Go over the listing below line by line, and return each one holding the string "module".

-- DATA FOR REVIEW --
::::::

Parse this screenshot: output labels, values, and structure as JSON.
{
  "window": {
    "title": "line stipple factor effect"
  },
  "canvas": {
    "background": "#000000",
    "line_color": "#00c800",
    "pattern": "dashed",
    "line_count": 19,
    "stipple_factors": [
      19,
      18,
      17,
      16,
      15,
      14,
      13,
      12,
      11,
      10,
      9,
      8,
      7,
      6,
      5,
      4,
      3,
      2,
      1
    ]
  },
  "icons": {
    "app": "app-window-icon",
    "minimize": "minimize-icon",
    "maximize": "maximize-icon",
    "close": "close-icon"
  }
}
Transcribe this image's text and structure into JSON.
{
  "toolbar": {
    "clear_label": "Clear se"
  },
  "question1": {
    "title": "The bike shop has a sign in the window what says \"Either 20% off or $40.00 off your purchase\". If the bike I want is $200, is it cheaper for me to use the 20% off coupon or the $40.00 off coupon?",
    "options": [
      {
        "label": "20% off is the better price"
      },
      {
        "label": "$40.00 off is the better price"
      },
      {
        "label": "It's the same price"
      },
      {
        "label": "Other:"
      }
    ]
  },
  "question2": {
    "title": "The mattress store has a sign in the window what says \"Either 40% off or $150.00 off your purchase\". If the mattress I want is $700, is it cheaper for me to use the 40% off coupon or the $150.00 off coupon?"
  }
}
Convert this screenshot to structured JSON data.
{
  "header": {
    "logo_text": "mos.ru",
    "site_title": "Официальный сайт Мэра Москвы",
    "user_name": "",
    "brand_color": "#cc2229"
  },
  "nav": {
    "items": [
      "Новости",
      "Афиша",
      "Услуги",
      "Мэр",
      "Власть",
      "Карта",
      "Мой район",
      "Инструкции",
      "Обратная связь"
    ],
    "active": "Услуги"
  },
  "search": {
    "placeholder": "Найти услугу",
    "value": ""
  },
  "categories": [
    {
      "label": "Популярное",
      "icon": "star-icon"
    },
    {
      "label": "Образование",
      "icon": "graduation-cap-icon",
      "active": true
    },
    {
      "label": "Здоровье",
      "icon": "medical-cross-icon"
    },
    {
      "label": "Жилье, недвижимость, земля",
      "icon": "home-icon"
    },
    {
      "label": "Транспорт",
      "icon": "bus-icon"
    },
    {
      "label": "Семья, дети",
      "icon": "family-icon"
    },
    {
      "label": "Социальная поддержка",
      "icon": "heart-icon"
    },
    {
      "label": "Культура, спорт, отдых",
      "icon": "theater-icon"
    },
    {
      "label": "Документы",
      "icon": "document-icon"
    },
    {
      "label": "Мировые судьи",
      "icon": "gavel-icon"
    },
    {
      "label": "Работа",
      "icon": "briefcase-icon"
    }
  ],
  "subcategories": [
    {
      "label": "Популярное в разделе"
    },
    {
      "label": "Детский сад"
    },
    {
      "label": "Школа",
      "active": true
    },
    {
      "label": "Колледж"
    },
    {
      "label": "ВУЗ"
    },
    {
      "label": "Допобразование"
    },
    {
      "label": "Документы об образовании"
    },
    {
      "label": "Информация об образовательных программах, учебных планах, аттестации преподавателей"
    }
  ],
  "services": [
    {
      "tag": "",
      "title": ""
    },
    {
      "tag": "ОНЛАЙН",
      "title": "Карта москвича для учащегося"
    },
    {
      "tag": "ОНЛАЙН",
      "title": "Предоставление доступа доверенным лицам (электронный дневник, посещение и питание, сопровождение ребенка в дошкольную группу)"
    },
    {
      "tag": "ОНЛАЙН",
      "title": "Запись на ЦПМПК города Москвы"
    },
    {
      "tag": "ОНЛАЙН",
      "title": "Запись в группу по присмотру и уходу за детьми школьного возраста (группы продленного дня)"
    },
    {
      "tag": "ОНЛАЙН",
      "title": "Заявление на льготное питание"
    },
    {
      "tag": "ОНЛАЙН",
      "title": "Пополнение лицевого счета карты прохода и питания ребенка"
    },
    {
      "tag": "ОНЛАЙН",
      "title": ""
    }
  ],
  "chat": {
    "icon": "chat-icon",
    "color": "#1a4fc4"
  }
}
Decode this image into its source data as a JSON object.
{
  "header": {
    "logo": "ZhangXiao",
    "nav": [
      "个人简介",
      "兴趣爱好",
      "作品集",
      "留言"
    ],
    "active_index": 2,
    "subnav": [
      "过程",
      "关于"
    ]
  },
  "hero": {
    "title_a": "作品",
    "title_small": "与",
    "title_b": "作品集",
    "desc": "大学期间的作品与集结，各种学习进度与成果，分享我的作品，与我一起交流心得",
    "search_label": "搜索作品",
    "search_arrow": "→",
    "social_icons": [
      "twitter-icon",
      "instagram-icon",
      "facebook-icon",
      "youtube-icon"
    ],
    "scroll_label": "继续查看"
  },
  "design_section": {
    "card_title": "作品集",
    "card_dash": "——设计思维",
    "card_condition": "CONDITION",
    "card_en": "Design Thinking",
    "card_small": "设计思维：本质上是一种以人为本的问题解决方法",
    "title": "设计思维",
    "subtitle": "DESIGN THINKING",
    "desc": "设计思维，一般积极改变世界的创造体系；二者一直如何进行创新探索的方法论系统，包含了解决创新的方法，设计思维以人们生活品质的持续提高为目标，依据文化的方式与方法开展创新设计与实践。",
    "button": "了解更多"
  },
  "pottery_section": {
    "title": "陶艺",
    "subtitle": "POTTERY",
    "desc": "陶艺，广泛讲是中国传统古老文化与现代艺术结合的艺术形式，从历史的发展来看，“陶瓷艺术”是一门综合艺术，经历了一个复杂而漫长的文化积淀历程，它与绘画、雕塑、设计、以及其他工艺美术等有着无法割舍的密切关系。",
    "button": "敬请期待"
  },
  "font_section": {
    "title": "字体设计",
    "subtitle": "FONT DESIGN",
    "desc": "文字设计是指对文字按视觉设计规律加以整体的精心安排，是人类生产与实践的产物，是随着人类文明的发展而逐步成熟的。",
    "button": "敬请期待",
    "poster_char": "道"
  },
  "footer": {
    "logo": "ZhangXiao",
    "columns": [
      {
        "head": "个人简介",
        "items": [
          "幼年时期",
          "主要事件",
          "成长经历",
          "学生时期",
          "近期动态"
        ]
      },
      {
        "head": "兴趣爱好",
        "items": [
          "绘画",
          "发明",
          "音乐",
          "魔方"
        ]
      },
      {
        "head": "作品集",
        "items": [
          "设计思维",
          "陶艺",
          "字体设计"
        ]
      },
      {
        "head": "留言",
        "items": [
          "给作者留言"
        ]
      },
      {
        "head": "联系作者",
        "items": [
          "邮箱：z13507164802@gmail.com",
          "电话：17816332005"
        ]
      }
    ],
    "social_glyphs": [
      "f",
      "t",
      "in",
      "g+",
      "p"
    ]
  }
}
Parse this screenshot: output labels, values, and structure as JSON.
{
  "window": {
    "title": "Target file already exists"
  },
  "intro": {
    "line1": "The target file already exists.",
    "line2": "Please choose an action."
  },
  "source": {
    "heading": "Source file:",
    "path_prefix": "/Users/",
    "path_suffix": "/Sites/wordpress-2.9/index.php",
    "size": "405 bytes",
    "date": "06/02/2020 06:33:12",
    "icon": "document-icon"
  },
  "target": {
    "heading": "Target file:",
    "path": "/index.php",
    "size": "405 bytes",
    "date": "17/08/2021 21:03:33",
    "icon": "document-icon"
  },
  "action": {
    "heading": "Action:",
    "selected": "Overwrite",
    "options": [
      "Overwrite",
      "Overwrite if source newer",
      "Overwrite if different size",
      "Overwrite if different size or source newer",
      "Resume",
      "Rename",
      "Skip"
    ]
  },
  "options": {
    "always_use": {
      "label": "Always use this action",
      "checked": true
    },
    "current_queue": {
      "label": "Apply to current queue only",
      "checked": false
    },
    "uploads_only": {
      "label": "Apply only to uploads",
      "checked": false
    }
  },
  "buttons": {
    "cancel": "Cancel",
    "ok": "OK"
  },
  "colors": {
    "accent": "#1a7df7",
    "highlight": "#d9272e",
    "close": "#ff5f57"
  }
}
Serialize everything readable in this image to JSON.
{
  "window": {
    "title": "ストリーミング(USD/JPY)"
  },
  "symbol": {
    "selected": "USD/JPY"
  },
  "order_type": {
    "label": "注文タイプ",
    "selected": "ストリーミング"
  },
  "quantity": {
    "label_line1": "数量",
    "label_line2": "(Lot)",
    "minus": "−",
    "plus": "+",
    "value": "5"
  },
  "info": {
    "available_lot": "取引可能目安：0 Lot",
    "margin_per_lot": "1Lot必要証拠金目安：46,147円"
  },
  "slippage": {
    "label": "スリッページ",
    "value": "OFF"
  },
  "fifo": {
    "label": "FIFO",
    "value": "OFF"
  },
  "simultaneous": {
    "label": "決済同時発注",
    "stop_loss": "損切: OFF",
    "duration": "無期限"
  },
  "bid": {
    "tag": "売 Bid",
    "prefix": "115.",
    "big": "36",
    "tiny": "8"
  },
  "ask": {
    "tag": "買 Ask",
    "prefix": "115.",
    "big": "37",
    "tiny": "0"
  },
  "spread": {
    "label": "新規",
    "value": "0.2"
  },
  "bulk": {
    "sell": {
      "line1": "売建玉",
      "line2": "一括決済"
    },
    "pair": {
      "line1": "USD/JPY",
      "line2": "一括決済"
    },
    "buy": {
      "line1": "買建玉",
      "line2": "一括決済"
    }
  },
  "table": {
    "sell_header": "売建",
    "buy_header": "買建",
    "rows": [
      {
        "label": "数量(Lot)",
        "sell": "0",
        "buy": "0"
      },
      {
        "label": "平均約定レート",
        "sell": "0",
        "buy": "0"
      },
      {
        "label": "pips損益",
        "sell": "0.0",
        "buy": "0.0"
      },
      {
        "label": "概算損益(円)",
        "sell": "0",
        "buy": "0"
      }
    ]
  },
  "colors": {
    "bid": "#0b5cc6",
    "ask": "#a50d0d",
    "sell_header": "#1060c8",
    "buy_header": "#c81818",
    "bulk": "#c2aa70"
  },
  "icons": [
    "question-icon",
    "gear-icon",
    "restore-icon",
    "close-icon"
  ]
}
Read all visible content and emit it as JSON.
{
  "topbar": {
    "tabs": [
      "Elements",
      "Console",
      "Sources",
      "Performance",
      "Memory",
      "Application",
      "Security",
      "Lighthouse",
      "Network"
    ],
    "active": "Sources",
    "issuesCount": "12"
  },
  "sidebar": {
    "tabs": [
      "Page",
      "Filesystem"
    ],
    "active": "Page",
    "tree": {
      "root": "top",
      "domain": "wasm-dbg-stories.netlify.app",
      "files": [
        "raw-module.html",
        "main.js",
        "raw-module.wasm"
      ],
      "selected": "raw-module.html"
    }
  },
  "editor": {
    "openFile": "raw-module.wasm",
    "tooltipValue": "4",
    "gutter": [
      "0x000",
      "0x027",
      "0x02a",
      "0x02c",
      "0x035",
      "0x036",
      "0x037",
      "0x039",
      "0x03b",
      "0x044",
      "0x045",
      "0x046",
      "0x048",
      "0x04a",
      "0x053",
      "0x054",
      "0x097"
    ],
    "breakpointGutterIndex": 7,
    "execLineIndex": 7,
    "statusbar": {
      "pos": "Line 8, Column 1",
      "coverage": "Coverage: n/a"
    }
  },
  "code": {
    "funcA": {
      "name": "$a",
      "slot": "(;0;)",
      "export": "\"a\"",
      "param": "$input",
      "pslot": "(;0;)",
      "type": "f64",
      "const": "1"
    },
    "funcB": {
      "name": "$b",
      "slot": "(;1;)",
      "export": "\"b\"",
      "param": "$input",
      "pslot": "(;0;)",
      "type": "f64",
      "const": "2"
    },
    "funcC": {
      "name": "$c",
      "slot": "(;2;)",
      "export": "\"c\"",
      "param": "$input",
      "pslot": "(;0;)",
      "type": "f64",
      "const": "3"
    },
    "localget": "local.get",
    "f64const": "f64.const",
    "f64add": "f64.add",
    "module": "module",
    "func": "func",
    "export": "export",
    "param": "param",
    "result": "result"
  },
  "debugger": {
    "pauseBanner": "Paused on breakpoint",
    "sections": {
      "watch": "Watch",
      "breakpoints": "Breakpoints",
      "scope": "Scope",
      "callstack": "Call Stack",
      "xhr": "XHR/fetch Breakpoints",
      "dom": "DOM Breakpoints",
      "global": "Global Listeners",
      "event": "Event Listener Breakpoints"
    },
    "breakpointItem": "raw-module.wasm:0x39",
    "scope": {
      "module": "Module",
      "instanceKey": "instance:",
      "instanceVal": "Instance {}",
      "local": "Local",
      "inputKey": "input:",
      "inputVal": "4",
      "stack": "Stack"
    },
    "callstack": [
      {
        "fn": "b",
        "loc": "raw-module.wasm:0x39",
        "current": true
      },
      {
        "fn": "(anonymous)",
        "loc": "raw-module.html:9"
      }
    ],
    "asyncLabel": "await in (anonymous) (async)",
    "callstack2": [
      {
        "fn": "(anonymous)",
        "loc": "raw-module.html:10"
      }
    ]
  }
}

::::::

-- RESULT --
        "raw-module.html",
        "raw-module.wasm"
      "selected": "raw-module.html"
    "openFile": "raw-module.wasm",
    "module": "module",
    "breakpointItem": "raw-module.wasm:0x39",
      "module": "Module",
        "loc": "raw-module.wasm:0x39",
        "loc": "raw-module.html:9"
        "loc": "raw-module.html:10"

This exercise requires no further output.